I love my alone time. No one believes me when I tell them I am an introvert, because of my energy and interactions with people. I am an introverted person with extraverted tendencies. But if I weren’t able to be alone, reflect, and rest, I would be snappy, irritated, and less-energetic and probably make some people mad with wit and sarcasm. I love ministry, but people wear me out. My kryptonite is people who never shut up. Just being real. Often times when I am around people for an extended period of time, I check out and I can no longer be there mentally while at the same time being there physically. Don’t miss this though, I absolutely love people. I love engaging people, ministering to people, challenging people, shepherding people, and leading people towards the truth of Christ. But I must retreat…a lot. However, this retreat, moving back or withdrawing, isn’t just necessary for people who are more quiet and secluded, it’s for everyone! In fact, according to this passage in Luke 5, it was also for Jesus. Key in on that, even our Lord and Savior Jesus Christ benefited from? a retreat. But not just a retreat, a retreat alone with the Father. “But he would withdraw to desolate places and pray.”
Jesus had just gotten done showing the disciples how to snatch up fish the right way, which was another teachable moment for our scholarly disciples. Jesus healed a man with leprosy, and then crowds sought him out for their own benefit. They wanted healing. But right after this moment, the verse says Jesus withdrew to a private place to pray. These people wanted Jesus for healing, but Jesus wanted God for true spiritual rest and communion. Our Lord and Savior needed this time. If the gospel of Luke isn’t enough proof check out another gospel. Mark 1:35 says, “And rising very early in the morning, while it was still dark, he departed and went out to a desolate place and there he prayed. Or Matthew 14:23, “And after he had dismissed the crowds he went up on the mountain by himself to pray. When evening came, he was there alone.” There seems to a pattern here in Jesus’ life. Jesus retreated often! Jesus prayed fluidly to the father. Jesus in his humanity needed this time alone, as do I, as do you.

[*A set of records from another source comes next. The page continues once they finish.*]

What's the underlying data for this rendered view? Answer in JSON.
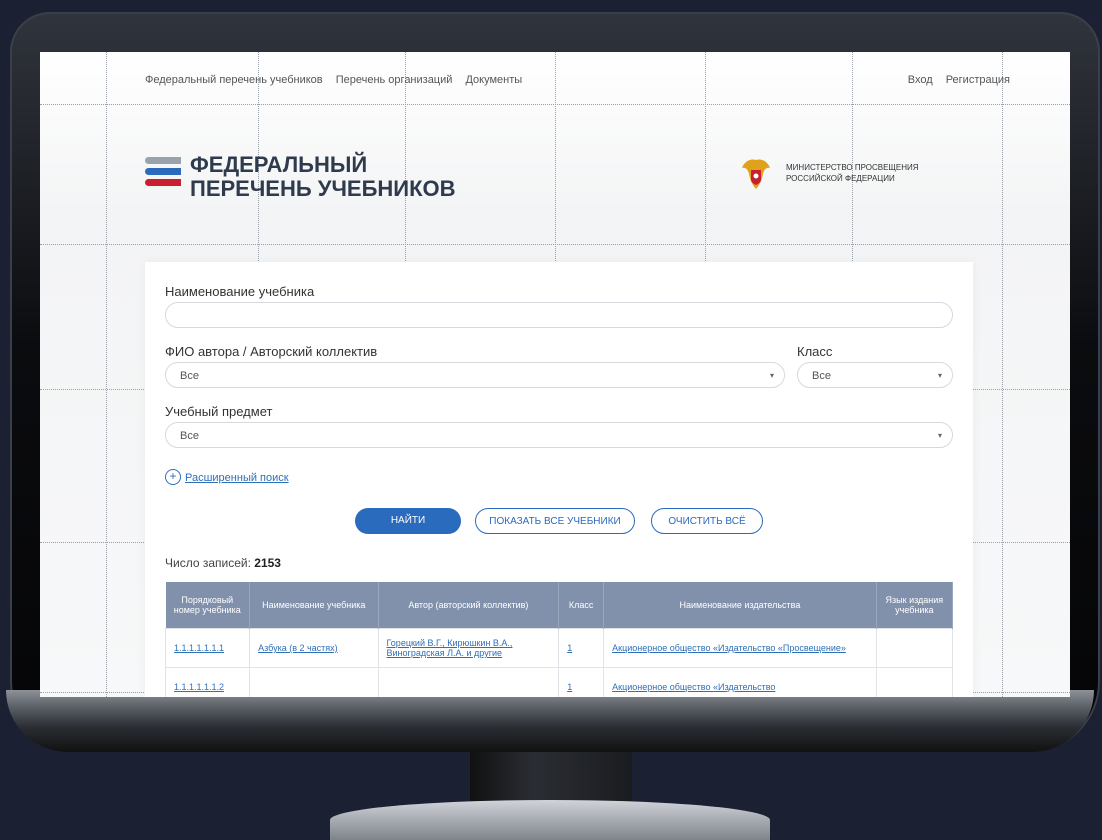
{
  "topnav": {
    "left": [
      "Федеральный перечень учебников",
      "Перечень организаций",
      "Документы"
    ],
    "right": [
      "Вход",
      "Регистрация"
    ]
  },
  "logo": {
    "line1": "ФЕДЕРАЛЬНЫЙ",
    "line2": "ПЕРЕЧЕНЬ УЧЕБНИКОВ"
  },
  "ministry": {
    "line1": "МИНИСТЕРСТВО ПРОСВЕЩЕНИЯ",
    "line2": "РОССИЙСКОЙ ФЕДЕРАЦИИ"
  },
  "form": {
    "title_label": "Наименование учебника",
    "title_value": "",
    "author_label": "ФИО автора / Авторский коллектив",
    "author_value": "Все",
    "class_label": "Класс",
    "class_value": "Все",
    "subject_label": "Учебный предмет",
    "subject_value": "Все",
    "advanced_search": "Расширенный поиск",
    "find_button": "НАЙТИ",
    "show_all_button": "ПОКАЗАТЬ ВСЕ УЧЕБНИКИ",
    "clear_button": "ОЧИСТИТЬ ВСЁ"
  },
  "results": {
    "count_label": "Число записей:",
    "count_value": "2153",
    "headers": [
      "Порядковый номер учебника",
      "Наименование учебника",
      "Автор (авторский коллектив)",
      "Класс",
      "Наименование издательства",
      "Язык издания учебника"
    ],
    "rows": [
      [
        "1.1.1.1.1.1.1",
        "Азбука (в 2 частях)",
        "Горецкий В.Г., Кирюшкин В.А., Виноградская Л.А. и другие",
        "1",
        "Акционерное общество «Издательство «Просвещение»",
        ""
      ],
      [
        "1.1.1.1.1.1.2",
        "",
        "",
        "1",
        "Акционерное общество «Издательство",
        ""
      ]
    ]
  },
  "colors": {
    "accent": "#2a6bbd",
    "table_header": "#8191ab",
    "logo_blue": "#2a6bbd",
    "logo_red": "#c8202f",
    "logo_gray": "#9aa3ad"
  }
}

James 4:8 says, “Draw near to God and he will draw near to you…” That’s a FACT! This verse isn’t saying you have to work your way up to God or earn a spot for him to meet you. It’s saying when you approach God in your fractured state, in all humility, declaring yourself in need of time with Him and restorative action, He will indeed invade! Verse 6 before this says God gives more grace! He is a generous God who wants to know you and meet with you! I love what Charles Spurgeon says “When we discover more of our weaknesses, God gives more grace.” In our times of solitude and intimacy with Jesus, we are declaring seven things:

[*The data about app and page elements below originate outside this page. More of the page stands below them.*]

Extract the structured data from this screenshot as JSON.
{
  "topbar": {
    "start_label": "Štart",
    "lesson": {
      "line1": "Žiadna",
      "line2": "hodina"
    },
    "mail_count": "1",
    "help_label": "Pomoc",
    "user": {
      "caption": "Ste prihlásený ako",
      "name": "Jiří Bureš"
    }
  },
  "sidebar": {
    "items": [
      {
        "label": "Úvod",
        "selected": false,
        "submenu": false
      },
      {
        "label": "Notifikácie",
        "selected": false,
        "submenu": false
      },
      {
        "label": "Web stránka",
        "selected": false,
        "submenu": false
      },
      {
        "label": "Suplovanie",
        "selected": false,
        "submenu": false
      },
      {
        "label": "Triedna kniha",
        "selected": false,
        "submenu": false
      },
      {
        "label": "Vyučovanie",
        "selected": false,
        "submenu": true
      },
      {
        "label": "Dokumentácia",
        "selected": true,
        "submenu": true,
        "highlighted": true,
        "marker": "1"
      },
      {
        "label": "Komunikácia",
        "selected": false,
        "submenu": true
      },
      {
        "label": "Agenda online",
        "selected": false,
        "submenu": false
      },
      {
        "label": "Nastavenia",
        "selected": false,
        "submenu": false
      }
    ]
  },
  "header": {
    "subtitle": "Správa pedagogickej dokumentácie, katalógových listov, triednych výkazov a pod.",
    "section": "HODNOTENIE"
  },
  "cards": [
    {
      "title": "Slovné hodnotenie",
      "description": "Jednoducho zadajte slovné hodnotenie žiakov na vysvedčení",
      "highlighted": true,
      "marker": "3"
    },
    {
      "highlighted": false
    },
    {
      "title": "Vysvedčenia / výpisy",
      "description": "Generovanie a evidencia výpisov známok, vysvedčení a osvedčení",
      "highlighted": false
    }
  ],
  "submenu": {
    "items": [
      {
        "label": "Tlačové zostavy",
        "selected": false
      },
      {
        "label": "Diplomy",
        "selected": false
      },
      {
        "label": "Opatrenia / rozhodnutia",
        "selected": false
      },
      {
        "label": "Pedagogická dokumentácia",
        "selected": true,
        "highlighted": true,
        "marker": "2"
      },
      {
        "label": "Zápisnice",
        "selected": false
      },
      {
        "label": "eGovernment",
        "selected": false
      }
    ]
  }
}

Delight in His goodness
Need for His grace
Joy in his presence
Repentance of your sins
Desire to hear from Him
Dependence on His power over ours
Thankfulness for Jesus’ death and resurrection

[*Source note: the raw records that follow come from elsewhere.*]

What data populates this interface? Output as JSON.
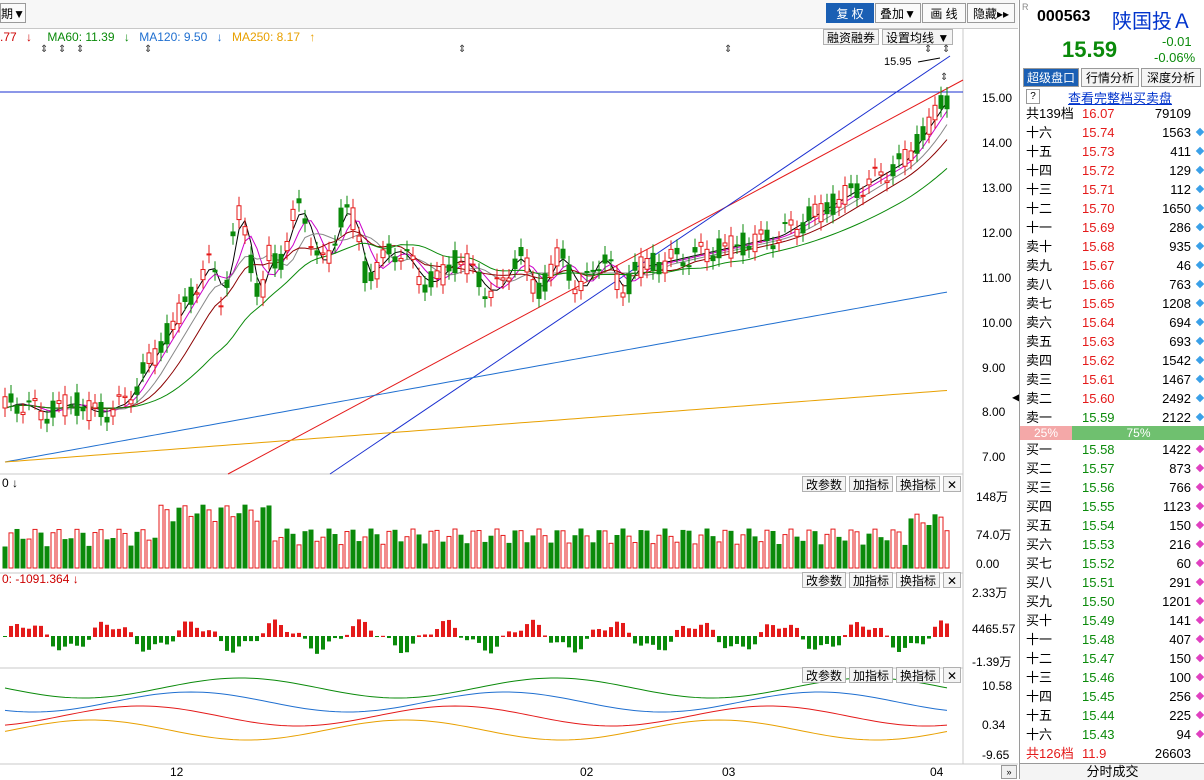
{
  "toolbar": {
    "period_label": "期",
    "fuquan": "复 权",
    "diejia": "叠加",
    "huaxian": "画 线",
    "yincang": "隐藏"
  },
  "ma_legend": {
    "first": ".77",
    "ma60": "MA60: 11.39",
    "ma120": "MA120: 9.50",
    "ma250": "MA250: 8.17"
  },
  "chart_buttons": {
    "margin": "融资融券",
    "set_ma": "设置均线"
  },
  "peak_label": "15.95",
  "price_axis": [
    "15.00",
    "14.00",
    "13.00",
    "12.00",
    "11.00",
    "10.00",
    "9.00",
    "8.00",
    "7.00"
  ],
  "panel_buttons": {
    "gaicanshu": "改参数",
    "jiazhibiao": "加指标",
    "huanzhibiao": "换指标",
    "close": "✕"
  },
  "volume_axis": [
    "148万",
    "74.0万",
    "0.00"
  ],
  "macd_label": "0: -1091.364",
  "macd_axis": [
    "2.33万",
    "4465.57",
    "-1.39万"
  ],
  "third_axis": [
    "10.58",
    "0.34",
    "-9.65"
  ],
  "x_axis": [
    "12",
    "02",
    "03",
    "04"
  ],
  "side": {
    "code": "000563",
    "name": "陕国投Ａ",
    "price": "15.59",
    "change": "-0.01",
    "change_pct": "-0.06%",
    "tabs": [
      "超级盘口",
      "行情分析",
      "深度分析"
    ],
    "view_full": "查看完整档买卖盘",
    "question": "?",
    "sell_total_label": "共139档",
    "sell_total_price": "16.07",
    "sell_total_vol": "79109",
    "sell": [
      {
        "label": "十六",
        "price": "15.74",
        "vol": "1563"
      },
      {
        "label": "十五",
        "price": "15.73",
        "vol": "411"
      },
      {
        "label": "十四",
        "price": "15.72",
        "vol": "129"
      },
      {
        "label": "十三",
        "price": "15.71",
        "vol": "112"
      },
      {
        "label": "十二",
        "price": "15.70",
        "vol": "1650"
      },
      {
        "label": "十一",
        "price": "15.69",
        "vol": "286"
      },
      {
        "label": "卖十",
        "price": "15.68",
        "vol": "935"
      },
      {
        "label": "卖九",
        "price": "15.67",
        "vol": "46"
      },
      {
        "label": "卖八",
        "price": "15.66",
        "vol": "763"
      },
      {
        "label": "卖七",
        "price": "15.65",
        "vol": "1208"
      },
      {
        "label": "卖六",
        "price": "15.64",
        "vol": "694"
      },
      {
        "label": "卖五",
        "price": "15.63",
        "vol": "693"
      },
      {
        "label": "卖四",
        "price": "15.62",
        "vol": "1542"
      },
      {
        "label": "卖三",
        "price": "15.61",
        "vol": "1467"
      },
      {
        "label": "卖二",
        "price": "15.60",
        "vol": "2492"
      },
      {
        "label": "卖一",
        "price": "15.59",
        "vol": "2122"
      }
    ],
    "ratio_sell": "25%",
    "ratio_buy": "75%",
    "buy": [
      {
        "label": "买一",
        "price": "15.58",
        "vol": "1422"
      },
      {
        "label": "买二",
        "price": "15.57",
        "vol": "873"
      },
      {
        "label": "买三",
        "price": "15.56",
        "vol": "766"
      },
      {
        "label": "买四",
        "price": "15.55",
        "vol": "1123"
      },
      {
        "label": "买五",
        "price": "15.54",
        "vol": "150"
      },
      {
        "label": "买六",
        "price": "15.53",
        "vol": "216"
      },
      {
        "label": "买七",
        "price": "15.52",
        "vol": "60"
      },
      {
        "label": "买八",
        "price": "15.51",
        "vol": "291"
      },
      {
        "label": "买九",
        "price": "15.50",
        "vol": "1201"
      },
      {
        "label": "买十",
        "price": "15.49",
        "vol": "141"
      },
      {
        "label": "十一",
        "price": "15.48",
        "vol": "407"
      },
      {
        "label": "十二",
        "price": "15.47",
        "vol": "150"
      },
      {
        "label": "十三",
        "price": "15.46",
        "vol": "100"
      },
      {
        "label": "十四",
        "price": "15.45",
        "vol": "256"
      },
      {
        "label": "十五",
        "price": "15.44",
        "vol": "225"
      },
      {
        "label": "十六",
        "price": "15.43",
        "vol": "94"
      }
    ],
    "buy_total_label": "共126档",
    "buy_total_price": "11.9",
    "buy_total_vol": "26603",
    "bottom_tab": "分时成交"
  },
  "colors": {
    "up": "#e41a1a",
    "down": "#0a8a0a",
    "accent": "#1a5fb4",
    "ma5": "#000000",
    "ma10": "#cc00cc",
    "ma20": "#888888",
    "ma30": "#8b0000",
    "ma60": "#0a8a0a",
    "ma120": "#1f6fd0",
    "ma250": "#e8a000"
  }
}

The question is, what are you doing to avoid this encounter? Why is it so hard prioritizing being in the quiet? Time for reflection and quiet is needed to really grow as a follower of Christ. Some of our greatest encounters with the Lord will be when we get alone with Him and His word. Yes, there is power and challenge through preaching, ministers, blogs, conference speakers, worship music, and community, but there is nothing like being in a desolate place, just Jesus and you. When we want God above all things, we get God above all things. I truly believe if our Lord in his humanity often retreated to get alone with God, we finite human beings in our
fractured lives absolutely need the presence of Him “who called us according to his good purpose.”
Retreat is necessary, so bask in God’s presence!